Maroon Bells Wilderness - Days 1 and 2
Diane and I went hiking in Maroon Bells Wilderness, near Aspen in Colorado. The area is known as one of the most beautiful in the United States, although also relatively crowded. We went for 7 days and covered a huge amount of elevation gain. Nearly the entire hike was more than 3000m above sea level, which made the trip pretty tough.
On Friday evening we flew to Denver, where we stayed in a hotel. The next morning we met up with one of Diane's college friends who lived nearby and had kindly offered to drive us most of the way (Thank you, Garrick!). We had also had our bear spray and gas canisters delivered to him, so we would avoid an endless search across all the outdoor stores in the area, like last year's hike. We drove through many nice valleys. The landscape was much drier than I had expected and looked mostly like a relatively green desert. In a place called Glenwood Springs, we said goodbye and hopped on a bus that would bring us closer to the trailhead. We arrived at a ski town, where we ate some fruit as the last fresh food before the hike. We were 'only' at 2500m above sea level, but already noticed the effects of the high elevation.
We sent a final message home and started heading into the Wilderness. I had planned a pretty ambitious hike, with several optional shortcuts. We carried enough food to last us 7 days and would adjust our route as we went along.
To get to the actual trailhead we had to climb and descend a large hill, which took about 1.5 hours. There was a parking lot at the trailhead and as soon as we arrived, a worried elderly woman came up to us. Apparently her husband was still on the trail and wasn't feeling well. She had rushed ahead with her disabled son to get some water. As we would likely be faster, she asked us to go ahead and bring it to 'Dave in the red shirt'.

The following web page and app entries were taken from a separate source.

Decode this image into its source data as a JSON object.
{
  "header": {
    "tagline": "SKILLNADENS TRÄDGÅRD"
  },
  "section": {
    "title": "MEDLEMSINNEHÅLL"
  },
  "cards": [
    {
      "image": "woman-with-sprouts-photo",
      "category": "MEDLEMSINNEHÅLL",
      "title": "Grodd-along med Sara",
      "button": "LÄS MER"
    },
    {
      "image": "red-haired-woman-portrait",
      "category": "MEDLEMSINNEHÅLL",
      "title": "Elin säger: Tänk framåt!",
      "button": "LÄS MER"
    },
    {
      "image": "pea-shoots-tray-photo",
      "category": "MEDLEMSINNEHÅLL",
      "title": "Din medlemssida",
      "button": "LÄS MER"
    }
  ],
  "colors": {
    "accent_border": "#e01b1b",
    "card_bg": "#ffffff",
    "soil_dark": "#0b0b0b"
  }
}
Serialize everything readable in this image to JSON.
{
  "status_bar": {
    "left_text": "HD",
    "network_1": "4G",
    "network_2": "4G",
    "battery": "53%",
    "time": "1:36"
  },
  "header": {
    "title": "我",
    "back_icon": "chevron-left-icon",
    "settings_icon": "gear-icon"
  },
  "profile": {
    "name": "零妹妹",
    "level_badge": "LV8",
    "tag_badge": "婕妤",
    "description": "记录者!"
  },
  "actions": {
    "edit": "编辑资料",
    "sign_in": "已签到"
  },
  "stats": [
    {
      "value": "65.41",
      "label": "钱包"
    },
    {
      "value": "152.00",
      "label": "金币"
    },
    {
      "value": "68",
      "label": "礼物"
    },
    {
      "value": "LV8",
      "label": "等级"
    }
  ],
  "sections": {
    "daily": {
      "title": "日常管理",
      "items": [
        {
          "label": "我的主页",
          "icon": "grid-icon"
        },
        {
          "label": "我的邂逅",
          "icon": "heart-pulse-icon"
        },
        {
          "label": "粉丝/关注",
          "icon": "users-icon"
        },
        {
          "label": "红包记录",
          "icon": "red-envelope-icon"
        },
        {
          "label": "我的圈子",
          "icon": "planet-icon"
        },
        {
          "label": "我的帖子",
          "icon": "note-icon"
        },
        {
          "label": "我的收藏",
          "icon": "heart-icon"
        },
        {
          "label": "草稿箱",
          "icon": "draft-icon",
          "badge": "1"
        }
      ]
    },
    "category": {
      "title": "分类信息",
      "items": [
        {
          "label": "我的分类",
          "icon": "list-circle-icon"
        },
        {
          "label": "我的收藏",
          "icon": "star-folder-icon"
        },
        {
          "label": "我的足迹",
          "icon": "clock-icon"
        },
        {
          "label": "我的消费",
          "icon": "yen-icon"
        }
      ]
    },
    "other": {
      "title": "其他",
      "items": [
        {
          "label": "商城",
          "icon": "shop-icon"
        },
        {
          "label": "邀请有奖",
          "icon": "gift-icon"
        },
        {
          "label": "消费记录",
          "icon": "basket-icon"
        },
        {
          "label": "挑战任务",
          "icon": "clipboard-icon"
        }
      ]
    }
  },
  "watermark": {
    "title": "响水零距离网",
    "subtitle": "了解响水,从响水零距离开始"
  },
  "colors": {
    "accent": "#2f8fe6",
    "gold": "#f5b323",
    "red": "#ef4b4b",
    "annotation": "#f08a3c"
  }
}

We hadn't even started our hike yet and were already on a rescue mission. Fortunately, we caught up with Dave after about 15 minutes, who seemed pretty tired and dehydrated, but not in any serious danger. His wife was only a few minutes behind us so after making sure Dave was doing well, we continued our hike. Soon after we left Dave it started raining. We put on our rain clothes and walked for a good hour before pitching our tent at a campsite. Fortunately the rain had stopped and we had some daylight left to organize ourselves. We had been walking uphill for almost 2 hours and would likely have to do that for the entire next day. Even then we wouldn't be anywhere near the highest point of our hike.